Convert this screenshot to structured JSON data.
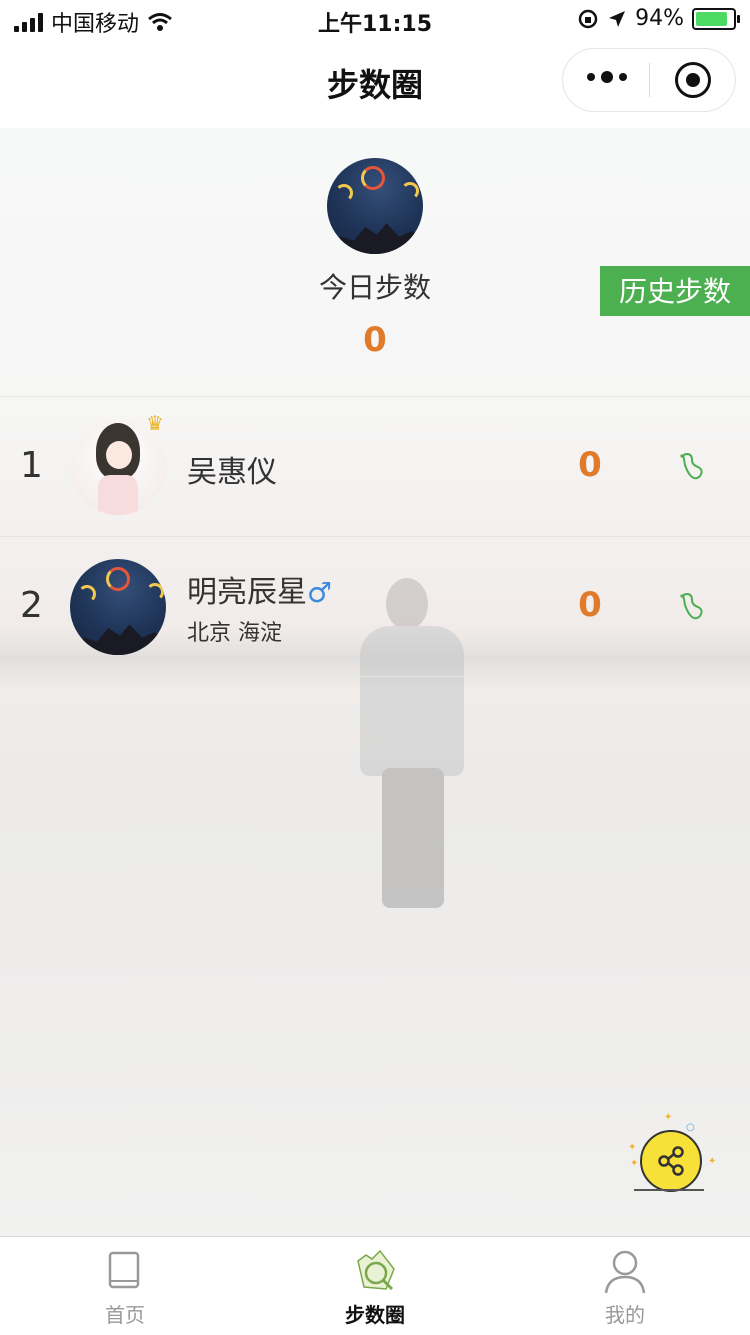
{
  "status_bar": {
    "carrier": "中国移动",
    "time": "上午11:15",
    "battery_percent": "94%"
  },
  "nav": {
    "title": "步数圈"
  },
  "header": {
    "today_label": "今日步数",
    "today_steps": "0",
    "history_button": "历史步数"
  },
  "ranking": [
    {
      "rank": "1",
      "name": "吴惠仪",
      "gender": "",
      "location": "",
      "steps": "0",
      "top_rank_badge": "crown-icon"
    },
    {
      "rank": "2",
      "name": "明亮辰星",
      "gender": "♂",
      "location": "北京 海淀",
      "steps": "0"
    }
  ],
  "tabs": [
    {
      "label": "首页",
      "icon": "book-icon",
      "active": false
    },
    {
      "label": "步数圈",
      "icon": "step-circle-icon",
      "active": true
    },
    {
      "label": "我的",
      "icon": "user-icon",
      "active": false
    }
  ],
  "colors": {
    "accent_green": "#4caf50",
    "steps_orange": "#e07b2c",
    "share_yellow": "#f7e037",
    "gender_blue": "#3a8be0"
  }
}
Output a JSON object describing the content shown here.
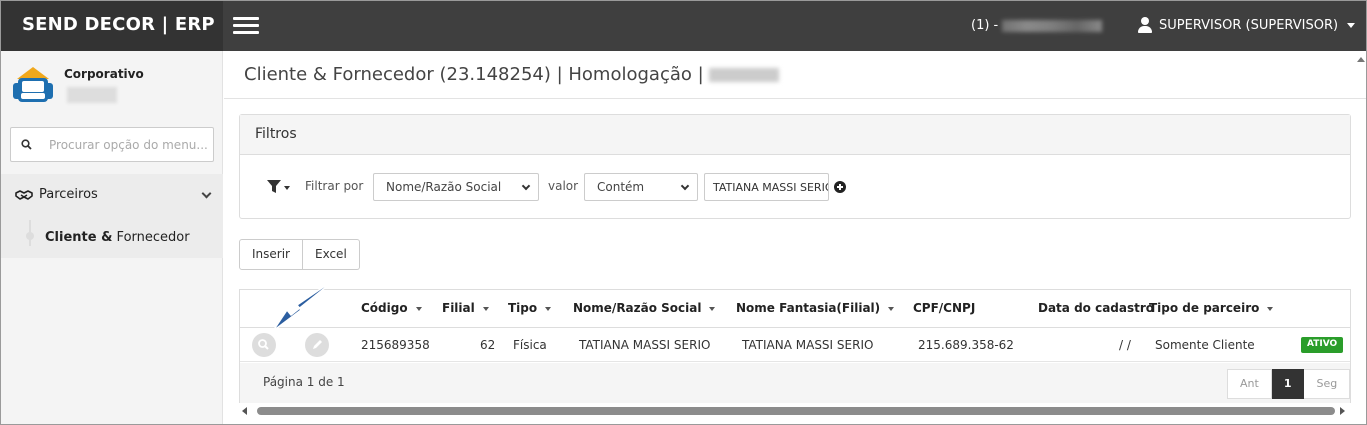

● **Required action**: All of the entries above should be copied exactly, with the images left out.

● **Exercise result**:
Convert this screenshot to structured JSON data.
{
  "status_bar": {
    "carrier": "中国移动",
    "time": "上午11:15",
    "battery_percent": "94%"
  },
  "nav": {
    "title": "步数圈"
  },
  "header": {
    "today_label": "今日步数",
    "today_steps": "0",
    "history_button": "历史步数"
  },
  "ranking": [
    {
      "rank": "1",
      "name": "吴惠仪",
      "gender": "",
      "location": "",
      "steps": "0",
      "top_rank_badge": "crown-icon"
    },
    {
      "rank": "2",
      "name": "明亮辰星",
      "gender": "♂",
      "location": "北京 海淀",
      "steps": "0"
    }
  ],
  "tabs": [
    {
      "label": "首页",
      "icon": "book-icon",
      "active": false
    },
    {
      "label": "步数圈",
      "icon": "step-circle-icon",
      "active": true
    },
    {
      "label": "我的",
      "icon": "user-icon",
      "active": false
    }
  ],
  "colors": {
    "accent_green": "#4caf50",
    "steps_orange": "#e07b2c",
    "share_yellow": "#f7e037",
    "gender_blue": "#3a8be0"
  }
}
Output a JSON object describing the content shown here.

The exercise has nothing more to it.